Human Rights Defenders in Ukraine: A Series of Stories and Struggles
2020 was a sobering year for human rights defenders in Ukraine. An anti-corruption activist saw his house burned downs; another anti-corruption activist’s car was burned; 16 human rights defenders were attacked while attending OdesaPride; an activist was stalked and intimidated for revealing plagiarism in scientific papers written by a high-level government official; the family and friends of a murdered activist had to fight for the suspects in the attack to be prosecuted; and a unionist was attacked in the streets.
Events like these against human rights defenders and anti-corruption activists are unfortunately not uncommon in Ukraine. Indeed, NHC partner, ZMINA Human Rights Centre, recorded 101 individual cases of persecution against civil society activists throughout 2020, including intimidation, physical attacks, destruction or damage of property, and defamation. Activists have also faced trial for their legitimate and peaceful human rights work. ZMINA’s analysis of these incidents has revealed that the most dangerous topics for defenders to work on in Ukraine are exposing and opposing corruption, defending LGBTI+ rights, and environmental activism.
Starting from the premise that a climate in which human rights defenders and anti-corruption activists can work safely is one of the pre-conditions for a healthy democracy, the NHC and ZMINA Human Rights Centre are working to support Ukrainian activists through the “Increasing the Role and Protection of Human Rights Defenders in Ukraine” project. Thanks to the financial support of the European Union, the project aims to stimulate public support and demand for the defence of human rights in Ukraine, by, among other activities, providing insight into the daily lives and struggles of these activists who work tirelessly to improve and defend the rights of their fellow citizens in Ukraine.
In a campaign centred around 6 compelling videos, the NHC and ZMINA will highlight the personal stories and experiences of six activists working to defend human rights for all in Ukraine, in spite of the increasingly difficult circumstances.
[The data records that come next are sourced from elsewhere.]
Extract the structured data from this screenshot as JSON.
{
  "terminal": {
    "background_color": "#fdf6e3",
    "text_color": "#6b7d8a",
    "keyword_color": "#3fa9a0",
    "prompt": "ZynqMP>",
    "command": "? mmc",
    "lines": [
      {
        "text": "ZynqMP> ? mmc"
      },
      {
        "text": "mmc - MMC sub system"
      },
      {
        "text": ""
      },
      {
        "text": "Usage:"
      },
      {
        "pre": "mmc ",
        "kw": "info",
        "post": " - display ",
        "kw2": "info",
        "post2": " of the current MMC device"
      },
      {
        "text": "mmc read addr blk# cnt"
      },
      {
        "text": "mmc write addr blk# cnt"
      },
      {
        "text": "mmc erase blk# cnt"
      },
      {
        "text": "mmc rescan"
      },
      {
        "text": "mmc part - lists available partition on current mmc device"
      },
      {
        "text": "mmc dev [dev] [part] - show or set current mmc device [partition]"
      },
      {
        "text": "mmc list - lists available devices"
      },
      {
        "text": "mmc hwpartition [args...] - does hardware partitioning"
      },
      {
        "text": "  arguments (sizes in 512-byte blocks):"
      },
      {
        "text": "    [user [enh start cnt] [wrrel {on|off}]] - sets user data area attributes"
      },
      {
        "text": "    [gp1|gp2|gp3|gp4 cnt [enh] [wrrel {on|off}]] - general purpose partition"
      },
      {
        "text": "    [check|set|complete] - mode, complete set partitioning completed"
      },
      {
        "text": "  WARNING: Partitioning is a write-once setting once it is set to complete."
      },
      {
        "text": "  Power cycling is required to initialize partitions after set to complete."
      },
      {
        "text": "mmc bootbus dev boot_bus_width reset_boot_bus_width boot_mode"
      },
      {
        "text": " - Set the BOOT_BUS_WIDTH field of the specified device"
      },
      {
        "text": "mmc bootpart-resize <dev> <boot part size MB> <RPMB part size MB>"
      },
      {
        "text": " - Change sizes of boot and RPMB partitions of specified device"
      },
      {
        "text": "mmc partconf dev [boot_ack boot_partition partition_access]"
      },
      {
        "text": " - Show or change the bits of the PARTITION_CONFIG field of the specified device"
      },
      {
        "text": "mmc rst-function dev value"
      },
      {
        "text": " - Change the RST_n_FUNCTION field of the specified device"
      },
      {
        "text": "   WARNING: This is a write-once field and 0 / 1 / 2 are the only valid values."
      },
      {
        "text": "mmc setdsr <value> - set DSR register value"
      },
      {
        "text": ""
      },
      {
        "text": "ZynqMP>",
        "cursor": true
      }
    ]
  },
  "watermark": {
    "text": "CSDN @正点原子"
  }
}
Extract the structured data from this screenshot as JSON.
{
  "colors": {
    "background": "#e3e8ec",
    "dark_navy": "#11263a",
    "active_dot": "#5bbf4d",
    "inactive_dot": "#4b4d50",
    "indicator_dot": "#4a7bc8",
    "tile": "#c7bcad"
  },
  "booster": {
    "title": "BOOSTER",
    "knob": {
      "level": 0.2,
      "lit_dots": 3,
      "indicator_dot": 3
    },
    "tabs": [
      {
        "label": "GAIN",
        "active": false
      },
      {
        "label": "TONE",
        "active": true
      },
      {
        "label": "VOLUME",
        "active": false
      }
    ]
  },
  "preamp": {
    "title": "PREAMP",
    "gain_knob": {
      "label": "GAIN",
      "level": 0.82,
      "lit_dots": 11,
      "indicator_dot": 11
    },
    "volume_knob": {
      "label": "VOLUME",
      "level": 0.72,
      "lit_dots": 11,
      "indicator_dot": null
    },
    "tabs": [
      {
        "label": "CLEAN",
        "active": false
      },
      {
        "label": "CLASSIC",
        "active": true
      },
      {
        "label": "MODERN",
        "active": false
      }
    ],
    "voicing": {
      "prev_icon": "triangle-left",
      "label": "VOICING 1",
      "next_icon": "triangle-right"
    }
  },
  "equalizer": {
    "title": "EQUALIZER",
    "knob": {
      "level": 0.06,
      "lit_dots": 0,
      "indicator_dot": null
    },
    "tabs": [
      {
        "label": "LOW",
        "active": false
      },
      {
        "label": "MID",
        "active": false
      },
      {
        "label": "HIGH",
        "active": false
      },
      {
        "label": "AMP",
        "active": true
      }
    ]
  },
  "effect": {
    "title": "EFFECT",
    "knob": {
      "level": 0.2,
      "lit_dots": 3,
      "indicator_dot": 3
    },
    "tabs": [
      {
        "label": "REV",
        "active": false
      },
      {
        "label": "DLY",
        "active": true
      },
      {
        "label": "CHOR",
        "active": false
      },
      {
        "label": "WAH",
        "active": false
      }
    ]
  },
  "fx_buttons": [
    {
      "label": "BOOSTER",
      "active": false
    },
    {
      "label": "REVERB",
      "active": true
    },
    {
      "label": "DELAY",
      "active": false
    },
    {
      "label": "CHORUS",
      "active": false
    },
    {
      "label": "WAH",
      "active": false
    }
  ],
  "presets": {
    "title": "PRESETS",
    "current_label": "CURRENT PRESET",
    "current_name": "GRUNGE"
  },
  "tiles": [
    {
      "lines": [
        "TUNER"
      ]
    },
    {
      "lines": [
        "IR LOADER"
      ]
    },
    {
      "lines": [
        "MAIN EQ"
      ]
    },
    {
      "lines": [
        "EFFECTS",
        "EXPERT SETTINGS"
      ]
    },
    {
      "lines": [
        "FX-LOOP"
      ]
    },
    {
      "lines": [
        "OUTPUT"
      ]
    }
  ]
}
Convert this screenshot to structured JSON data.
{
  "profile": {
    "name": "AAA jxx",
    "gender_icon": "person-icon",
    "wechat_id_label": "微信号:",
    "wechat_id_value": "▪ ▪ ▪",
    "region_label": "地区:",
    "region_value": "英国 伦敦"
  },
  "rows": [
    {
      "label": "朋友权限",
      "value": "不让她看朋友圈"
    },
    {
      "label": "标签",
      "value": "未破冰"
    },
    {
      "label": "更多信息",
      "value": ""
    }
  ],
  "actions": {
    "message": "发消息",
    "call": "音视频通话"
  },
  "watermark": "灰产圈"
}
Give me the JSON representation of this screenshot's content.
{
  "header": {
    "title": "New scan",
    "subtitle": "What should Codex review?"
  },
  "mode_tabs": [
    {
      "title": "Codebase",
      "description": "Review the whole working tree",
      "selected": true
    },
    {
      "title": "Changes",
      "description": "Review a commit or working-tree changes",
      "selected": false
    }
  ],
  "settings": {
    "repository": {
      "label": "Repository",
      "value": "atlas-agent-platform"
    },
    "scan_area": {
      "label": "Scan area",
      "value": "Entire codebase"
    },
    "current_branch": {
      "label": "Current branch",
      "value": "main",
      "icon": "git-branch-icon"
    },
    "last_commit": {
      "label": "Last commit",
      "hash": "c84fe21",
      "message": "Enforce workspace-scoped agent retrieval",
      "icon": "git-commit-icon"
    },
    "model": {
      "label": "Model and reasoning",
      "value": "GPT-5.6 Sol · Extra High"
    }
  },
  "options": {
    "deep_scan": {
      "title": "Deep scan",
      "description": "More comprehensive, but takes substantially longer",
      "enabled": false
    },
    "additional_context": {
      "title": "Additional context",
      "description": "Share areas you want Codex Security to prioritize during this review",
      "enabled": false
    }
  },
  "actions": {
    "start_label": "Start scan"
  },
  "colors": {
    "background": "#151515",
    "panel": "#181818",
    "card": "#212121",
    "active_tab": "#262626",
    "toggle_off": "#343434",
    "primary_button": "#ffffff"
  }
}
1. Natalia Onipko: Natalia advocates for the rights of children in Ukraine. After raising the funds to construct a centre where children with cancer can recover from their intensive treatments free of charge, together with their families, Natalia faced opposition from some within the surrounding community. Despite facing pressure to stop the construction of the centre and even after receiving threats, Natalia continues to work to protect and promote the rights of children, and hopes to open the doors to children and their families soon.
2. Iryna Fedoriv: Iryna works to preserve the natural environment in Ukraine for current and future generations. She has faced intimidation for her work to expose corruption behind a number of projects that overlook environmental considerations. Despite having been defamed and even been accused of real estate fraud, Iryna continues to peaceful oppose illegal construction and to demand environmental protection on behalf of the local communities.
3. Roman Ratushnyy, an environmental activist, faced so many threats for his opposition to the destruction of the natural wildlife due to real estate development projects in the Kyiv region that he had to go into hiding for several months. But he and his fellow activists did not give up and managed to have a specific site included on the list of public green areas in Kyiv, therefore making it impossible for the construction to go forward. Firmly believing that you must raise your voice for positive change, Roman continues to oppose illegal real estate construction in Ukraine despite the challenges his work defending human rights faces.
4. Volodymyr Savchenko, an activist that has been fighting against illegal construction of the Odessa coast of the Black Sea for 7 years. Because of this, he was threatened and attacked near his office, but thanks to protests and lawsuits, he managed to stop the illegal construction.
5. Valery Kharchuk
Because of his fight against government corruption in Rubezhnoye, Kharchuk has experienced constant harassment. His car have been set on fire five times this year as well as being covered in acid. His office windows have been smashed and the doors of his apartment have been defaced with paint. This is the price Kharchuk is paying for the active civil position he has taken in the city of Rubizhne. But despite these set backs he will not be deterred in his fight against fraud, he is not going to give up.
6. Svitlana Vovk
After exposing plagiarism in the scientific work of the Minister of Education, Mr. Shkarleta, Svitlana Vovk was harassed, monitored and threatened with rape. A stalker even came to the her apartment and left pornographic notes on the door. Svetlana turned to the police, however, she did not receive any help. It was then that ZMINA Human Rights centre stepped in to protect her.
7. Natalia Shybayeva
Shybayeva lives in Kharkiv region, and is a residents of the town of Sorokovka which is currently under attack. When a sand pit started operating near the village of Sorokovka in the Kharkiv region, life turned to hell for the locals. Every day 50-ton trucks loaded with sand drove past their homes, destroying roads and polluting the air. The residents of Sorokovka would not put up with it and protested. In response, the residents were intimidated, attacked with knives, grenades were planted in the yards of their houses, and their cars were burned – but they did not give up, and their struggle continues.
8. Sergey Fysun
Fysun fights against illegal construction by speaking out against the installation of kiosks and other hardscape elements on historic monuments and the illegal sale of state property.
For his work, he is systematically threatened and targeted by vandals, and once unknown people burned his car in broad daylight in the center of the city. Nevertheless, despite the risks and the danger to his life, the activist continues his fight.